No matter what kind of software you’re running, there will come a time when an upgrade is available. This could be a full version release, such as a yearly incremental upgrade to a software package that you’ll have to buy outright, or a point upgrade (so called because it’s not as fully featured and likely to change the product from, say, version 1.2 to version 1.3) that advises you via a pop-up screen that it’s available. Point releases should be free while version releases are often paid for upgrades, but there’s no real hard and fast rule.
With version upgrades, it’s typically pretty easy to decide; are the new features worth the price that’s being asked, or can you get by on the features of the existing package? If you can, there’s little point in getting the new version; you may have to spend some time learning a new interface and gain little in return but a hole in your wallet where your money used to be.
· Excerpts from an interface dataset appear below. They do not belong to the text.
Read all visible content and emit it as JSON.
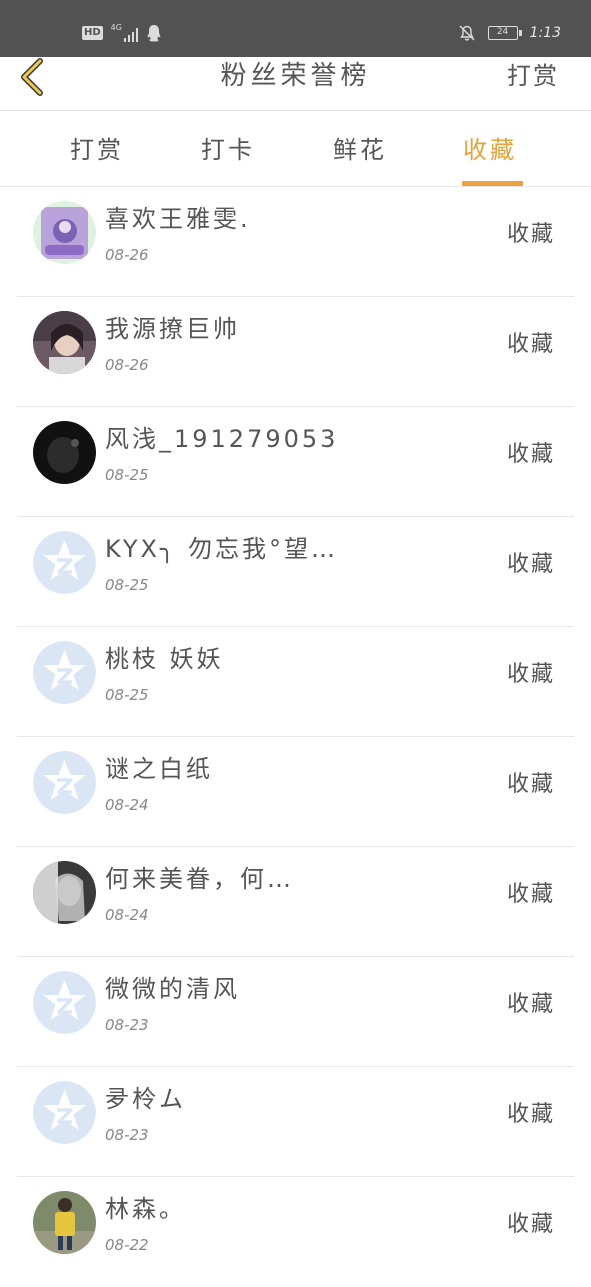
{
  "status_bar": {
    "hd_badge": "HD",
    "network": "4G",
    "battery": "24",
    "time": "1:13"
  },
  "header": {
    "title": "粉丝荣誉榜",
    "right_link": "打赏",
    "back_icon": "chevron-left-icon"
  },
  "colors": {
    "accent": "#e6a23c",
    "status_bar_bg": "#525252",
    "text": "#555555",
    "default_avatar": "#dbe6f5"
  },
  "tabs": [
    {
      "label": "打赏",
      "active": false
    },
    {
      "label": "打卡",
      "active": false
    },
    {
      "label": "鲜花",
      "active": false
    },
    {
      "label": "收藏",
      "active": true
    }
  ],
  "list": [
    {
      "name": "喜欢王雅雯.",
      "date": "08-26",
      "action": "收藏",
      "avatar": "photo-purple"
    },
    {
      "name": "我源撩巨帅",
      "date": "08-26",
      "action": "收藏",
      "avatar": "photo-girl"
    },
    {
      "name": "风浅_191279053",
      "date": "08-25",
      "action": "收藏",
      "avatar": "photo-dark"
    },
    {
      "name": "KYX╮ 勿忘我°望…",
      "date": "08-25",
      "action": "收藏",
      "avatar": "default-qq-icon"
    },
    {
      "name": "桃枝 妖妖",
      "date": "08-25",
      "action": "收藏",
      "avatar": "default-qq-icon"
    },
    {
      "name": "谜之白纸",
      "date": "08-24",
      "action": "收藏",
      "avatar": "default-qq-icon"
    },
    {
      "name": "何来美眷，何…",
      "date": "08-24",
      "action": "收藏",
      "avatar": "photo-bw"
    },
    {
      "name": "微微的清风",
      "date": "08-23",
      "action": "收藏",
      "avatar": "default-qq-icon"
    },
    {
      "name": "夛柃ム",
      "date": "08-23",
      "action": "收藏",
      "avatar": "default-qq-icon"
    },
    {
      "name": "林森。",
      "date": "08-22",
      "action": "收藏",
      "avatar": "photo-yellow"
    }
  ]
}
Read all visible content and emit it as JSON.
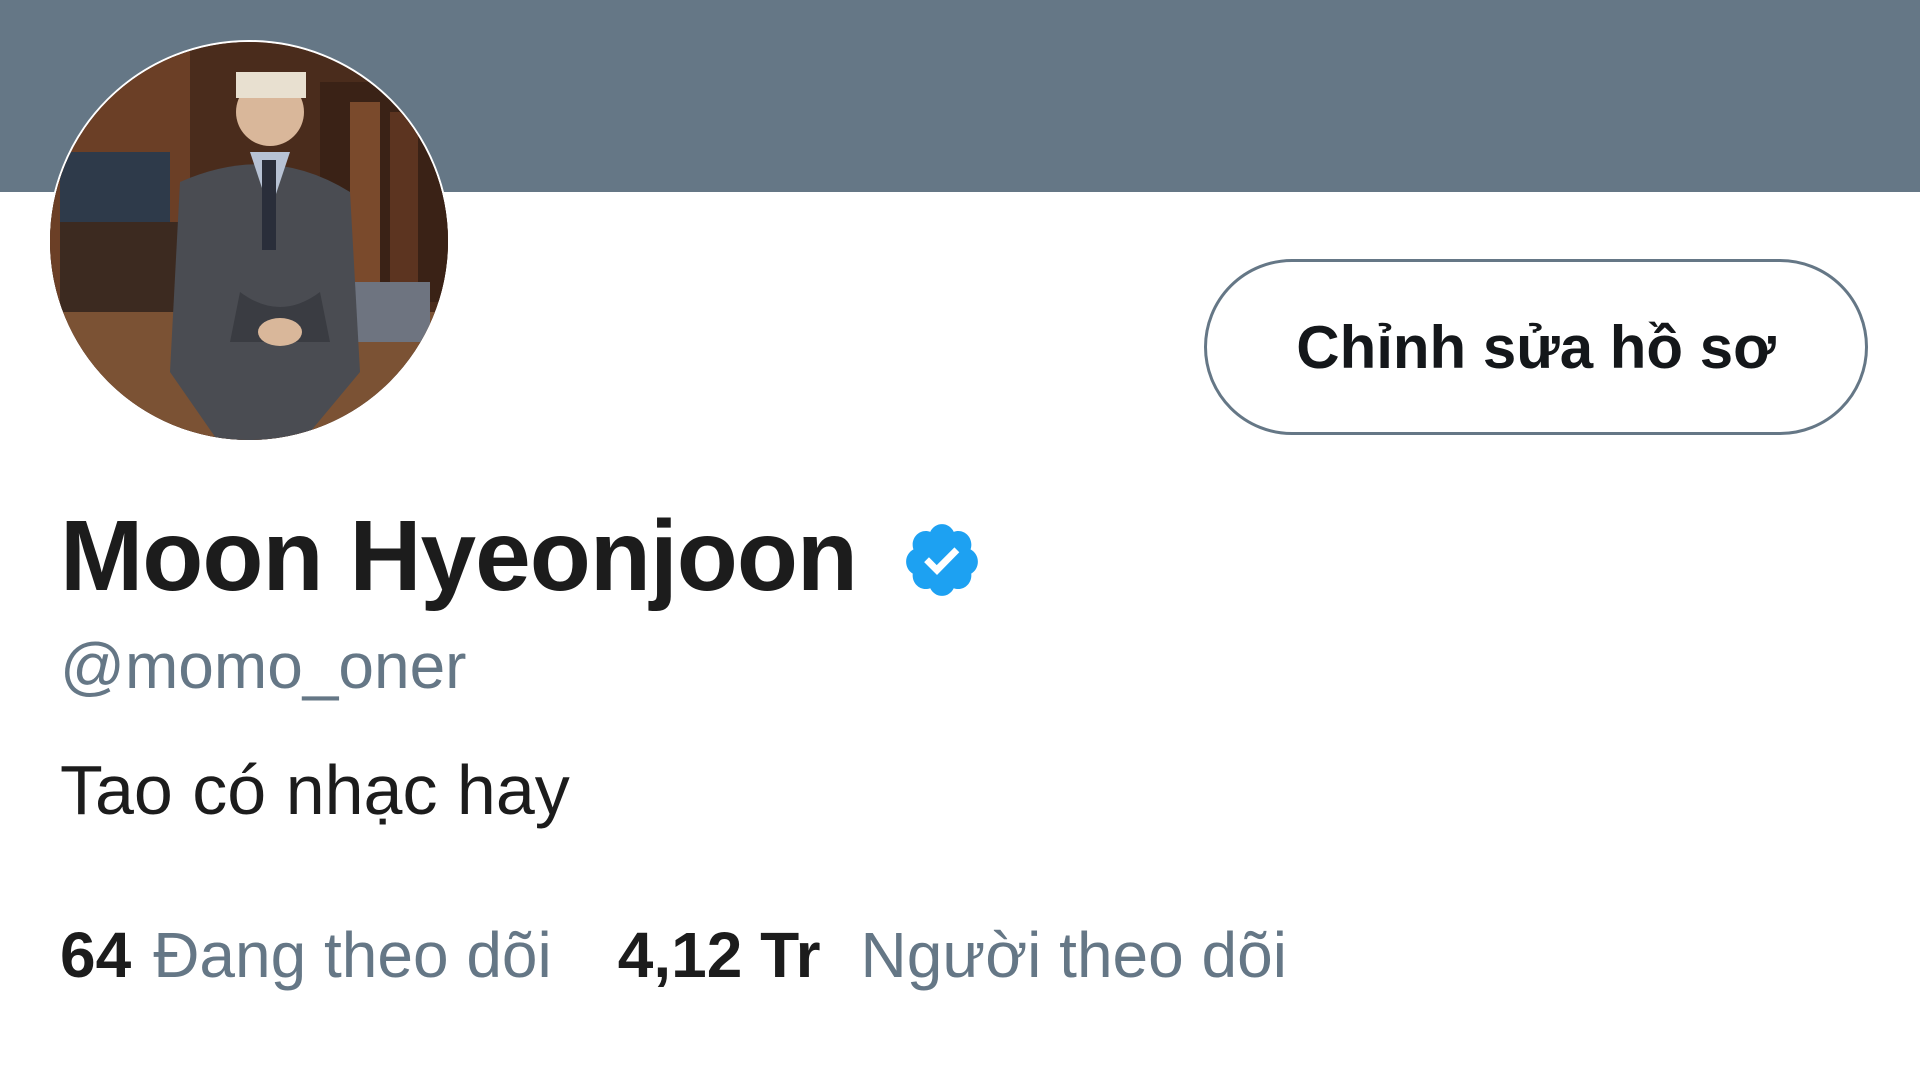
{
  "profile": {
    "display_name": "Moon Hyeonjoon",
    "handle": "@momo_oner",
    "bio": "Tao có nhạc hay",
    "verified": true,
    "edit_button_label": "Chỉnh sửa hồ sơ"
  },
  "stats": {
    "following_count": "64",
    "following_label": "Đang theo dõi",
    "followers_count": "4,12 Tr",
    "followers_label": "Người theo dõi"
  },
  "colors": {
    "banner": "#657786",
    "verified_badge": "#1da1f2",
    "secondary_text": "#657786",
    "primary_text": "#14171a"
  },
  "icons": {
    "verified": "verified-badge-icon",
    "avatar": "profile-avatar"
  }
}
An important exception to this; Anti-Virus security software. These are sold as yearly subscription packages, and once your subscription expires, you’re at risk from any and all new bits of malware floating about. If your data, privacy and contents of your bank accounts are worth something to you, it’s probably more than the cost of a yearly anti-virus subscription. In other words, make sure this stuff is up to date and more or less constantly upgrading; it’s a lot less painful than a compromised and/or virus-laden system.
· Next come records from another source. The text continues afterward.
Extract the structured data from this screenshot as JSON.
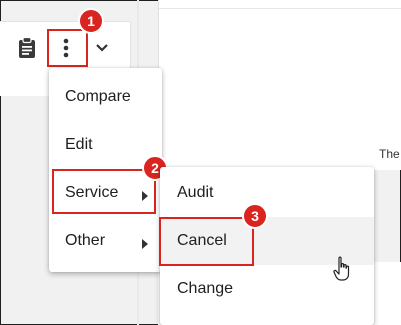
{
  "toolbar": {
    "icons": [
      "clipboard-icon",
      "more-vert-icon",
      "chevron-down-icon"
    ]
  },
  "background": {
    "partial_text": "The"
  },
  "menu": {
    "items": [
      {
        "label": "Compare"
      },
      {
        "label": "Edit"
      },
      {
        "label": "Service"
      },
      {
        "label": "Other"
      }
    ]
  },
  "submenu": {
    "items": [
      {
        "label": "Audit"
      },
      {
        "label": "Cancel"
      },
      {
        "label": "Change"
      }
    ]
  },
  "steps": {
    "one": "1",
    "two": "2",
    "three": "3"
  },
  "colors": {
    "highlight": "#d9241f",
    "hover_bg": "#f2f2f2"
  }
}
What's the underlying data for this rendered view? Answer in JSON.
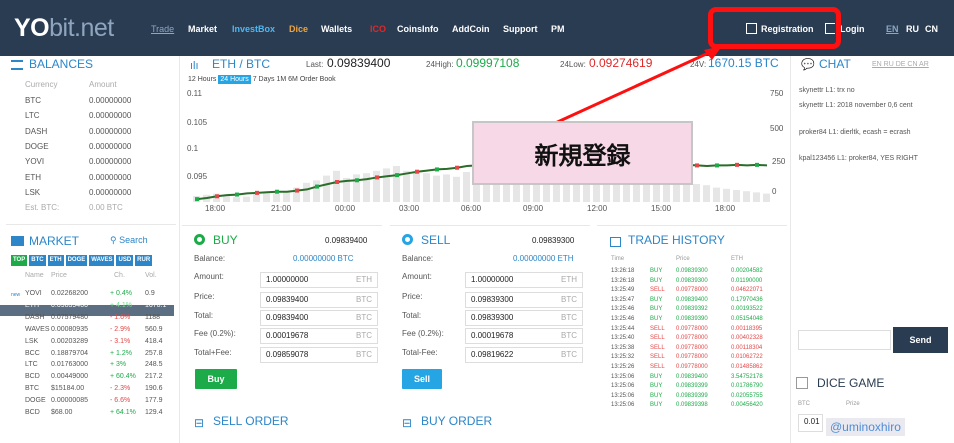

What about point upgrades? There’s a minor cost here, in that you’ve typically got to download them, and this can sometimes run to the hundreds of megabytes. Leaving that aside, it’s often wise to wait a day or so before adopting a new point version unless it explicitly addresses an existing problem you’ve got with the software. The computer company Apple’s a good example of this. In the last week alone, it’s released updates for its iTunes music service, an update for its core Mac OS X operating system to 10.7.2 and a major update for its smartphone/tablet operating system iOS to iOS 5. Combined, all those updates weigh in at over 1GB of downloads; more if you’ve got multiple iOS devices to deal with. That aside, there’s also the issue of access; in the first days after the iOS release it was quite difficult to get the entire installation (which included some server verification stages back at Apple) to complete because so many other customers were trying to do the same thing at the same time, and the servers couldn’t cope.
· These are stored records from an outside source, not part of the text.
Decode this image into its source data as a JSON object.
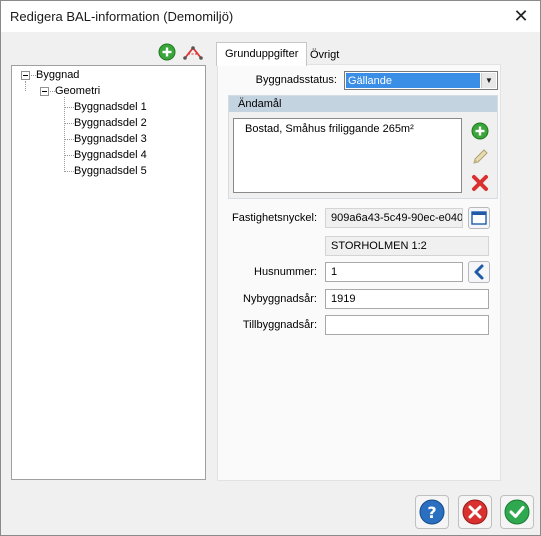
{
  "window": {
    "title": "Redigera BAL-information (Demomiljö)"
  },
  "toolbar": {
    "add_icon": "plus-circle-icon",
    "split_icon": "split-building-icon"
  },
  "tree": {
    "root": "Byggnad",
    "child": "Geometri",
    "leaves": [
      "Byggnadsdel 1",
      "Byggnadsdel 2",
      "Byggnadsdel 3",
      "Byggnadsdel 4",
      "Byggnadsdel 5"
    ]
  },
  "tabs": [
    {
      "label": "Grunduppgifter",
      "active": true
    },
    {
      "label": "Övrigt",
      "active": false
    }
  ],
  "form": {
    "byggnadsstatus_label": "Byggnadsstatus:",
    "byggnadsstatus_value": "Gällande",
    "andamal_header": "Ändamål",
    "andamal_items": [
      "Bostad, Småhus friliggande 265m²"
    ],
    "fastighetsnyckel_label": "Fastighetsnyckel:",
    "fastighetsnyckel_value": "909a6a43-5c49-90ec-e040",
    "fastighet_name": "STORHOLMEN 1:2",
    "husnummer_label": "Husnummer:",
    "husnummer_value": "1",
    "nybyggnadsar_label": "Nybyggnadsår:",
    "nybyggnadsar_value": "1919",
    "tillbyggnadsar_label": "Tillbyggnadsår:",
    "tillbyggnadsar_value": ""
  },
  "colors": {
    "accent": "#3a8ee6",
    "group_header": "#c4d3e0",
    "add_green": "#3aa63a",
    "delete_red": "#d93030",
    "ok_green": "#2fa84f",
    "help_blue": "#2a6fc0"
  }
}
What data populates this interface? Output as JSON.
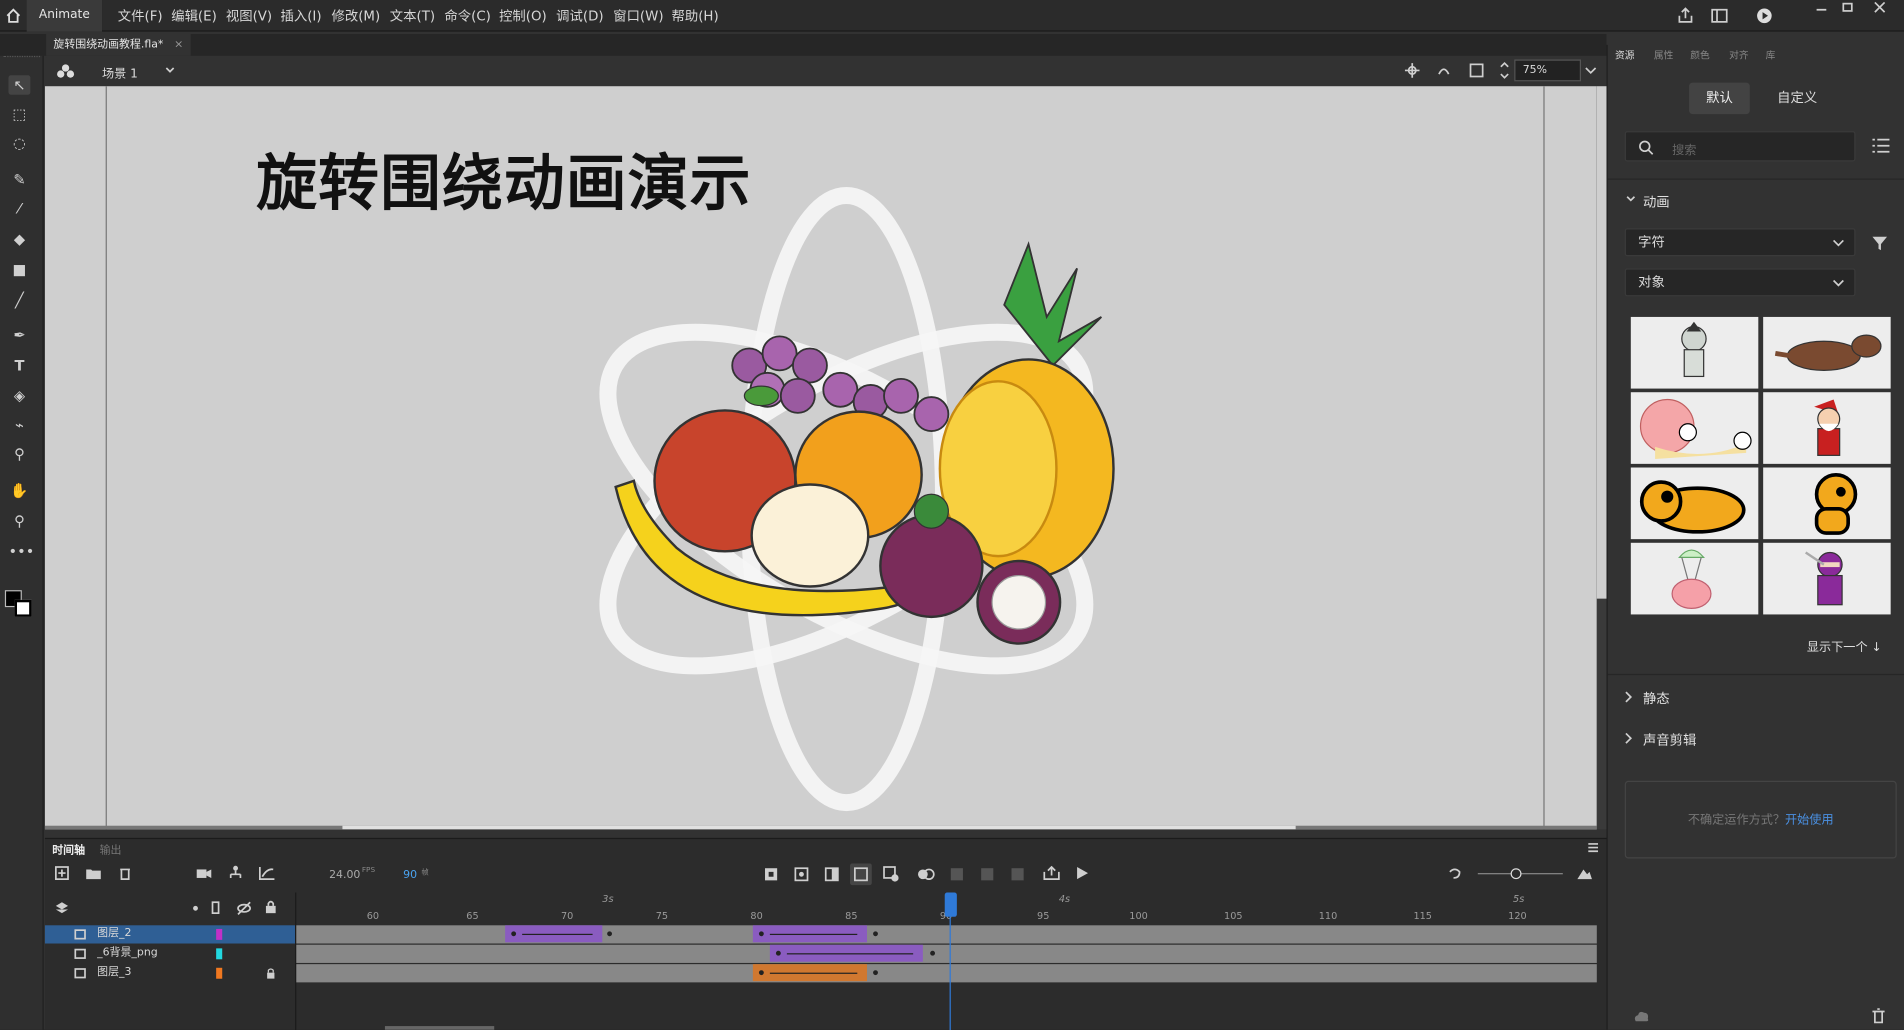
{
  "menubar": {
    "app_name": "Animate",
    "items": [
      "文件(F)",
      "编辑(E)",
      "视图(V)",
      "插入(I)",
      "修改(M)",
      "文本(T)",
      "命令(C)",
      "控制(O)",
      "调试(D)",
      "窗口(W)",
      "帮助(H)"
    ]
  },
  "document": {
    "tab_title": "旋转围绕动画教程.fla*",
    "close": "×"
  },
  "scene": {
    "label": "场景 1",
    "zoom": "75%"
  },
  "stage": {
    "title": "旋转围绕动画演示",
    "bg_color": "#cfcfcf"
  },
  "right_panel": {
    "tabs": [
      "资源",
      "属性",
      "颜色",
      "对齐",
      "库"
    ],
    "mode_tabs": [
      "默认",
      "自定义"
    ],
    "search_placeholder": "搜索",
    "section_animation": "动画",
    "dropdown_1": "字符",
    "dropdown_2": "对象",
    "show_next": "显示下一个 ↓",
    "section_static": "静态",
    "section_sound": "声音剪辑",
    "help_text": "不确定运作方式？",
    "help_link": "开始使用",
    "thumbnails": [
      "mummy-character",
      "werewolf-character",
      "snail-character",
      "santa-character",
      "dog-sleeping-character",
      "dog-sitting-character",
      "pig-parachute-character",
      "ninja-character"
    ]
  },
  "timeline": {
    "tabs": [
      "时间轴",
      "输出"
    ],
    "fps": "24.00",
    "fps_unit": "FPS",
    "frame": "90",
    "frame_unit": "帧",
    "second_markers": [
      "3s",
      "4s",
      "5s"
    ],
    "ticks": [
      "65",
      "70",
      "75",
      "80",
      "85",
      "90",
      "95",
      "100",
      "105",
      "110",
      "115",
      "120"
    ],
    "tick_60": "60",
    "layers": [
      {
        "name": "图层_2",
        "color": "#c030c8",
        "selected": true,
        "locked": false
      },
      {
        "name": "_6背景_png",
        "color": "#22d8e0",
        "selected": false,
        "locked": false
      },
      {
        "name": "图层_3",
        "color": "#f07820",
        "selected": false,
        "locked": true
      }
    ],
    "tween_colors": {
      "purple": "#8a5cc0",
      "orange": "#d07830"
    }
  }
}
The other issue that point releases may introduce is bugs. Yes, each point release is designed to (at least in part, if not in full) deal with existing bugs, but there’s often the risk that they’ll introduce new ones. As an example, the iOS 5 update threw in a bunch of new features, but there were also existing smartphone Apps that didn’t like the new operating environment. Some will be updated to meet the new requirements, but it’s never guaranteed, and if the software that you rely on won’t work, you may end up out of luck. Waiting a few days or weeks and checking around your requirements can key you into the changes, both good and bad to anticipate, making the upgrade path that much less painless overall.